◆ Task to complete ◆
Return the data that follows exactly. Include every line.

◆ Given records ◆
-=-=-

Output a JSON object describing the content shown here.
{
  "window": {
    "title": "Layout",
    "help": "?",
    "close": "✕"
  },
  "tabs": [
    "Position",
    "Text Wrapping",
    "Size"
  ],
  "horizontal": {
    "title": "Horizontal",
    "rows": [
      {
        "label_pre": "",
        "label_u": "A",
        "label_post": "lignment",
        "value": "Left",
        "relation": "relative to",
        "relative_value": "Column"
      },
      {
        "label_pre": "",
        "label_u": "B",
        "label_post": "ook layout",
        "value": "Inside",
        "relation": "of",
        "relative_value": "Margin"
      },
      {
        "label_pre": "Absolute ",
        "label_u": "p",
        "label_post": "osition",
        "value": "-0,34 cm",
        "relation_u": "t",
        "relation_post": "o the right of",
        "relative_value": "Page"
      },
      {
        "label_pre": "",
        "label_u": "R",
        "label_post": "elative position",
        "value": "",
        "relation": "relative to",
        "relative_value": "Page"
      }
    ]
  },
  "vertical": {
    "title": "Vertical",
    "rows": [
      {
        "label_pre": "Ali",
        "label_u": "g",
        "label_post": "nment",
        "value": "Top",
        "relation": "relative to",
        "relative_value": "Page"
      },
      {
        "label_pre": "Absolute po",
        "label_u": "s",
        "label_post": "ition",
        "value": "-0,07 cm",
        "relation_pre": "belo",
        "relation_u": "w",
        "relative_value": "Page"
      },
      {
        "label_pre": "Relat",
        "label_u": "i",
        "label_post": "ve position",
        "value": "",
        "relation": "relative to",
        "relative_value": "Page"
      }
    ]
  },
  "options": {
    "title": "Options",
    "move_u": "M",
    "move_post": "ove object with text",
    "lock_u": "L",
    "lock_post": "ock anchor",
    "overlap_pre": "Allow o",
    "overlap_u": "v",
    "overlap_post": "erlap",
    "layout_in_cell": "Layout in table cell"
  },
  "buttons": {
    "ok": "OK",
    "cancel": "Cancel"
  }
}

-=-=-

◆ Result of the task ◆
Output a JSON object describing the content shown here.
{
  "window": {
    "title": "Layout",
    "help": "?",
    "close": "✕"
  },
  "tabs": [
    "Position",
    "Text Wrapping",
    "Size"
  ],
  "horizontal": {
    "title": "Horizontal",
    "rows": [
      {
        "label_pre": "",
        "label_u": "A",
        "label_post": "lignment",
        "value": "Left",
        "relation": "relative to",
        "relative_value": "Column"
      },
      {
        "label_pre": "",
        "label_u": "B",
        "label_post": "ook layout",
        "value": "Inside",
        "relation": "of",
        "relative_value": "Margin"
      },
      {
        "label_pre": "Absolute ",
        "label_u": "p",
        "label_post": "osition",
        "value": "-0,34 cm",
        "relation_u": "t",
        "relation_post": "o the right of",
        "relative_value": "Page"
      },
      {
        "label_pre": "",
        "label_u": "R",
        "label_post": "elative position",
        "value": "",
        "relation": "relative to",
        "relative_value": "Page"
      }
    ]
  },
  "vertical": {
    "title": "Vertical",
    "rows": [
      {
        "label_pre": "Ali",
        "label_u": "g",
        "label_post": "nment",
        "value": "Top",
        "relation": "relative to",
        "relative_value": "Page"
      },
      {
        "label_pre": "Absolute po",
        "label_u": "s",
        "label_post": "ition",
        "value": "-0,07 cm",
        "relation_pre": "belo",
        "relation_u": "w",
        "relative_value": "Page"
      },
      {
        "label_pre": "Relat",
        "label_u": "i",
        "label_post": "ve position",
        "value": "",
        "relation": "relative to",
        "relative_value": "Page"
      }
    ]
  },
  "options": {
    "title": "Options",
    "move_u": "M",
    "move_post": "ove object with text",
    "lock_u": "L",
    "lock_post": "ock anchor",
    "overlap_pre": "Allow o",
    "overlap_u": "v",
    "overlap_post": "erlap",
    "layout_in_cell": "Layout in table cell"
  },
  "buttons": {
    "ok": "OK",
    "cancel": "Cancel"
  }
}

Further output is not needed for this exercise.